What the task requires: Here the job is to repeat the listing exactly, but not the pictures in it.

*** Begin section ***

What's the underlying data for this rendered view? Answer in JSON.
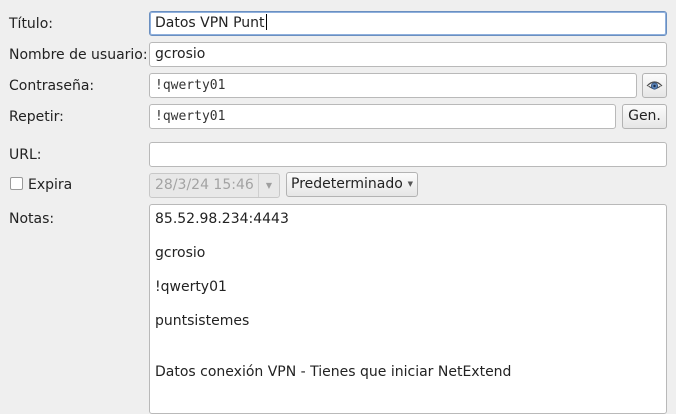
{
  "fields": {
    "title": {
      "label": "Título:",
      "value": "Datos VPN Punt"
    },
    "username": {
      "label": "Nombre de usuario:",
      "value": "gcrosio"
    },
    "password": {
      "label": "Contraseña:",
      "value": "!qwerty01",
      "toggle_icon": "eye-icon"
    },
    "repeat": {
      "label": "Repetir:",
      "value": "!qwerty01",
      "gen_label": "Gen."
    },
    "url": {
      "label": "URL:",
      "value": ""
    },
    "expires": {
      "label": "Expira",
      "checked": false,
      "date_value": "28/3/24 15:46",
      "preset_value": "Predeterminado"
    },
    "notes": {
      "label": "Notas:",
      "lines": [
        "85.52.98.234:4443",
        "gcrosio",
        "!qwerty01",
        "puntsistemes",
        "",
        "Datos conexión VPN - Tienes que iniciar NetExtend"
      ]
    }
  }
}
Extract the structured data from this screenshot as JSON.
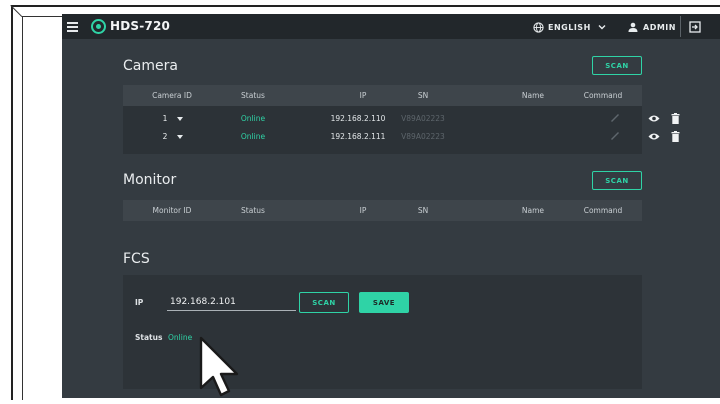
{
  "app": {
    "title": "HDS-720",
    "accent": "#2fd3a6",
    "background": "#343b41",
    "topbar": "#22272b"
  },
  "header": {
    "language": "ENGLISH",
    "user": "ADMIN",
    "icons": [
      "menu-icon",
      "logo-icon",
      "globe-icon",
      "chevron-down-icon",
      "user-icon",
      "logout-icon"
    ]
  },
  "camera": {
    "title": "Camera",
    "scan_label": "SCAN",
    "columns": [
      "Camera ID",
      "Status",
      "IP",
      "SN",
      "Name",
      "Command"
    ],
    "rows": [
      {
        "id": "1",
        "status": "Online",
        "ip": "192.168.2.110",
        "sn": "V89A02223",
        "name": ""
      },
      {
        "id": "2",
        "status": "Online",
        "ip": "192.168.2.111",
        "sn": "V89A02223",
        "name": ""
      }
    ]
  },
  "monitor": {
    "title": "Monitor",
    "scan_label": "SCAN",
    "columns": [
      "Monitor ID",
      "Status",
      "IP",
      "SN",
      "Name",
      "Command"
    ]
  },
  "fcs": {
    "title": "FCS",
    "ip_label": "IP",
    "ip_value": "192.168.2.101",
    "scan_label": "SCAN",
    "save_label": "SAVE",
    "status_label": "Status",
    "status_value": "Online"
  }
}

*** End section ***

Result:
What's the underlying data for this rendered view? Answer in JSON.
{
  "fields": {
    "title": {
      "label": "Título:",
      "value": "Datos VPN Punt"
    },
    "username": {
      "label": "Nombre de usuario:",
      "value": "gcrosio"
    },
    "password": {
      "label": "Contraseña:",
      "value": "!qwerty01",
      "toggle_icon": "eye-icon"
    },
    "repeat": {
      "label": "Repetir:",
      "value": "!qwerty01",
      "gen_label": "Gen."
    },
    "url": {
      "label": "URL:",
      "value": ""
    },
    "expires": {
      "label": "Expira",
      "checked": false,
      "date_value": "28/3/24 15:46",
      "preset_value": "Predeterminado"
    },
    "notes": {
      "label": "Notas:",
      "lines": [
        "85.52.98.234:4443",
        "gcrosio",
        "!qwerty01",
        "puntsistemes",
        "",
        "Datos conexión VPN - Tienes que iniciar NetExtend"
      ]
    }
  }
}
Extract the structured data from this screenshot as JSON.
{
  "app": {
    "title": "HDS-720",
    "accent": "#2fd3a6",
    "background": "#343b41",
    "topbar": "#22272b"
  },
  "header": {
    "language": "ENGLISH",
    "user": "ADMIN",
    "icons": [
      "menu-icon",
      "logo-icon",
      "globe-icon",
      "chevron-down-icon",
      "user-icon",
      "logout-icon"
    ]
  },
  "camera": {
    "title": "Camera",
    "scan_label": "SCAN",
    "columns": [
      "Camera ID",
      "Status",
      "IP",
      "SN",
      "Name",
      "Command"
    ],
    "rows": [
      {
        "id": "1",
        "status": "Online",
        "ip": "192.168.2.110",
        "sn": "V89A02223",
        "name": ""
      },
      {
        "id": "2",
        "status": "Online",
        "ip": "192.168.2.111",
        "sn": "V89A02223",
        "name": ""
      }
    ]
  },
  "monitor": {
    "title": "Monitor",
    "scan_label": "SCAN",
    "columns": [
      "Monitor ID",
      "Status",
      "IP",
      "SN",
      "Name",
      "Command"
    ]
  },
  "fcs": {
    "title": "FCS",
    "ip_label": "IP",
    "ip_value": "192.168.2.101",
    "scan_label": "SCAN",
    "save_label": "SAVE",
    "status_label": "Status",
    "status_value": "Online"
  }
}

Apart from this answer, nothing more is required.